Mark Butler and his wife had to face a lot of hardships while caring for their son suffering from severe autism. But they received the biggest blow when they had to surrender their parental rights as they could not financially support their child’s medical requirements.
So, the new biennial budget of Ohio came as a breather to devastated families like the Butlers when it announced a fund for parents who stand a risk of losing custody of their young ones. This crisis stabilisation fund is a first of its type in Ohio. This fund is specially earmarked to aid multi-system youths who are lingering in the danger zone of being put under juvenile justice and child protective systems because of their mental illness, disabilities and vulnerable behavioural problems.

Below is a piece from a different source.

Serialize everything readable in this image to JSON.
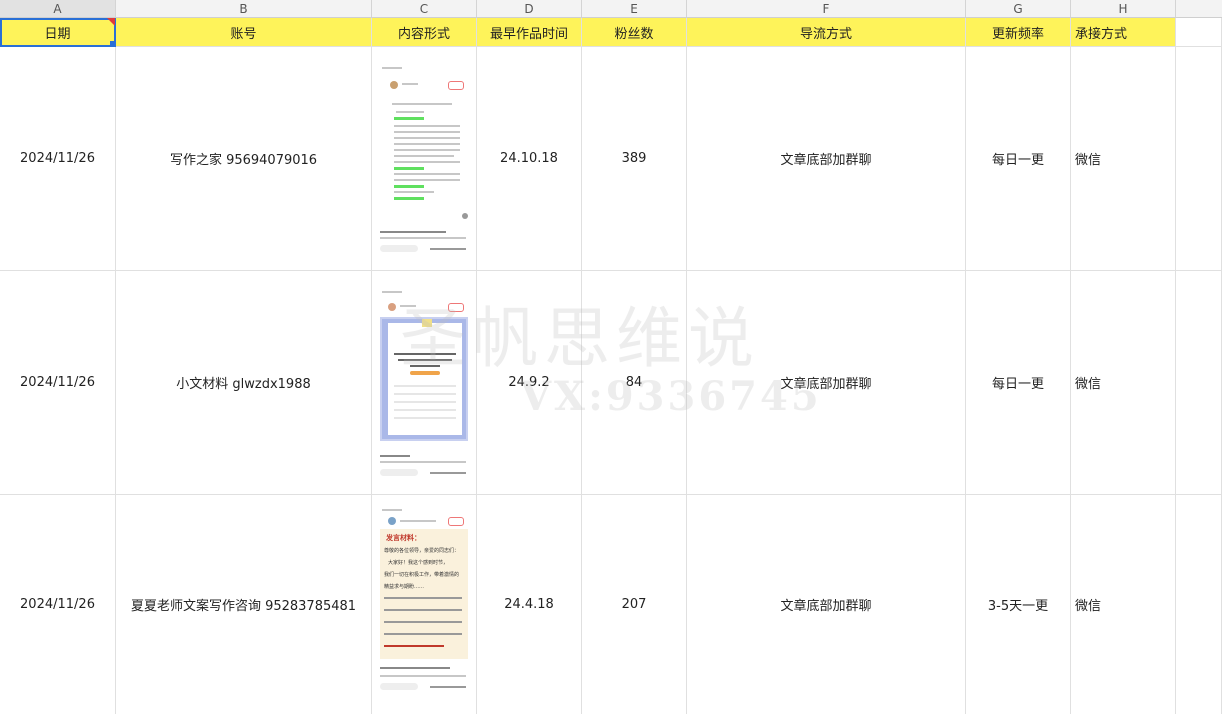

State legislators have created a fund comprising $5 million under federal welfare money for each of the coming two years. Children First councils and County Family were assigned the task of framing out the local plan design before administering the same. Supporters who had hoped for a $30 million fund are happy with the present shell out given the tight budget cycle.
Parents and guardians of such children with special needs had to work two jobs, sell out their car and take a second home mortgage to suffice for their children’s need. Gayle Channing Tenenbaum, a senior children’s advocate feels that this new fund will be of much help to such parents toiling hard to make ends meet. This Messiah fund increases the probabilities of multi need children staying with their parents.
Andrew, the teenaged son of Butlers, cannot communicate verbally. He has been taken to a residential care centre near southern Ohio. Mr Butler feels this new law will finally pull out the hard hitting dagger which soared through his heart when he had to sign his son’s custody.
This new fund provision has also opened up requirements for a data collection system to monitor trends and look after the number of multisystem children who have got served in the past. Ohio Department of Developmental Disabilities had set up a pilot program operational in central Ohio to help families having children with volatile behaviours or disabilities and awaiting expensive treatment. The Franklin County Board had worked in collaboration with a non-profit organisation and local government agencies to designate a residential centre consisting of four bedrooms in Eastern Ohio to take care of youths who wish to stay with their family.